Dhs215 (adults), Dhs175 (children under 1.1m), Dhs180 (sundowner pass two hours before park closing), Dhs145 (sundowner pass for children under 1.1m). Open daily 10am-8pm, Jumeirah Beach Road,
www.wildwadi.com (04 348 4444).
Essential kit for a wet ’n’ wild day out
Capture the plashes with this waterproof Canon PowerShot D20, in stores later this month, which has underwater features, takes full-length movies and comes with an optional 40m waterproof case.
DhsTBC. Canon, The Dubai Mall (04 339 9171).
Keep track of how long it takes to plummet down the slides with this modern water-resistant timepiece.
Dhs525. Nooka, available at Wrist, The Dubai Mall (04 330 8171).
Remember to stay hydrated with this hot-pink, retro-inspired refillable water bottle.
Dhs129. Juicy Couture, various locations including Mall of the Emirates (04 341 1445).
The waterpark designer
We quiz Wild Wadi design director Simon Crisp about what it takes to put together a waterpark
As an architect, how do you get into waterpark design? Is there a special course you have to take?
Not particularly – it’s just about imagination, and then being able to backfill your ideas with the appropriate engineers and specialists to bring it to life.
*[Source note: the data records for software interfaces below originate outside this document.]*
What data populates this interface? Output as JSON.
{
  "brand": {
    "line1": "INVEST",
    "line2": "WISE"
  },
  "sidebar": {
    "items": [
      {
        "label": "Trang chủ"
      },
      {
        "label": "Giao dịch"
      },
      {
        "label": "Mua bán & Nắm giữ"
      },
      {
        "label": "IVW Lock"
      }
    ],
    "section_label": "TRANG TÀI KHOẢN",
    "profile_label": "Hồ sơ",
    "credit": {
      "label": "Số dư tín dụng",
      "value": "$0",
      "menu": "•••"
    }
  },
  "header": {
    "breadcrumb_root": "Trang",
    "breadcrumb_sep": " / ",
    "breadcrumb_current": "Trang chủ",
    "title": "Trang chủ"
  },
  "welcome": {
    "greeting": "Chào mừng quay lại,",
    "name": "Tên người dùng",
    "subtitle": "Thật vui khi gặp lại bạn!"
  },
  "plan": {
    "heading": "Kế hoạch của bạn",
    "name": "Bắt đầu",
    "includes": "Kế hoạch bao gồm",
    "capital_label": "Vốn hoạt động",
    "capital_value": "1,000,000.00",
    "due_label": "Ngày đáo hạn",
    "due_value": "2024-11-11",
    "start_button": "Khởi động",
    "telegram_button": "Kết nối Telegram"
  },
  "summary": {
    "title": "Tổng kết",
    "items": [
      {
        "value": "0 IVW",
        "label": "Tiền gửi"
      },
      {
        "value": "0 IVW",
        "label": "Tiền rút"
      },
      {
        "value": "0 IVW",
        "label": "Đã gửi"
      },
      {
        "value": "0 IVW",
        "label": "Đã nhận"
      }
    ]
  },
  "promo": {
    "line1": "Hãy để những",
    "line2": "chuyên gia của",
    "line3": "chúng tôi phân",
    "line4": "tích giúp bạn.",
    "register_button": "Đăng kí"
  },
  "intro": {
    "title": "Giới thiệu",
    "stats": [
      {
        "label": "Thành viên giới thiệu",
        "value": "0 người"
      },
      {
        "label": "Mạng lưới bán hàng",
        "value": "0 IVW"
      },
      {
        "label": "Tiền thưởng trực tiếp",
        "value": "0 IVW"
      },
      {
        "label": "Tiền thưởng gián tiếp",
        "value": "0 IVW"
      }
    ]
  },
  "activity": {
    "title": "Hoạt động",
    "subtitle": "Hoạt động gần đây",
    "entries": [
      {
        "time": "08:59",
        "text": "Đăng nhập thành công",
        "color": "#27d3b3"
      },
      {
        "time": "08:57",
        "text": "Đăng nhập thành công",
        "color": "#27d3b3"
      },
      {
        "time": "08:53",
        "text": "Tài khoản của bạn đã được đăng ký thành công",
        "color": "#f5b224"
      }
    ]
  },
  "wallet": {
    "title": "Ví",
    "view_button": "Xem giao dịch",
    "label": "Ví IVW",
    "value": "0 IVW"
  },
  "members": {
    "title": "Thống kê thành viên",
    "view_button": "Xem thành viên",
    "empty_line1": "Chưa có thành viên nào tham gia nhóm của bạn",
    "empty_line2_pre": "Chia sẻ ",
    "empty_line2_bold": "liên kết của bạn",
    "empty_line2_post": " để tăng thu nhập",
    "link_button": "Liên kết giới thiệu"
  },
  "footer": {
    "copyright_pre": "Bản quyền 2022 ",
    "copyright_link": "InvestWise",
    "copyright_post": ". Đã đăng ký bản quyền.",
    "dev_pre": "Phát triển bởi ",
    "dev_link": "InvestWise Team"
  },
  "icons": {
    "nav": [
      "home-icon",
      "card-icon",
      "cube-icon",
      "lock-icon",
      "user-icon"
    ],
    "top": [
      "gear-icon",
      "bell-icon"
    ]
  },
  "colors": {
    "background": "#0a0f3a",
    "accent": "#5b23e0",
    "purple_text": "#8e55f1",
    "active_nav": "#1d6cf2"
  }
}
Having come up with a concept for Wild Wadi, we went off to have a look at state-of-the-art places like Blizzard Beach in the US. We wanted to try to create a waterpark that was the equivalent, or better, than anything in America, and to do that we had to create a concept that was Arabian.
How long did it take to design one ride?
They were all designed together. We had a dozen or so original rides planned in terms of routes, and the specialists would come up with fibreglass chute designs. We started designing it at the beginning of 1996, and finished construction on June 1 1999.
What was unique at the time?
Wild Wadi was the first time anyone had used an ‘uphill ride’ outside North America, and it helped to avoid queuing outside the water. So instead of having to climb steps, you get blasted up.
What’s the biggest challenge with designing a waterpark?
The biggest challenge is making it so interesting and different that guests want to come back.
Do you get to test your handiwork before anyone else?
Oh yes. There are some stories, but I can’t tell you those here...
What are your favourite slides here?
I was sorry to see the Jumeirah Sceirah go, because it was very frightening – maybe too frightening. [Laughs] They’re getting more footfall for the new rides, and I think it will continue to be successful.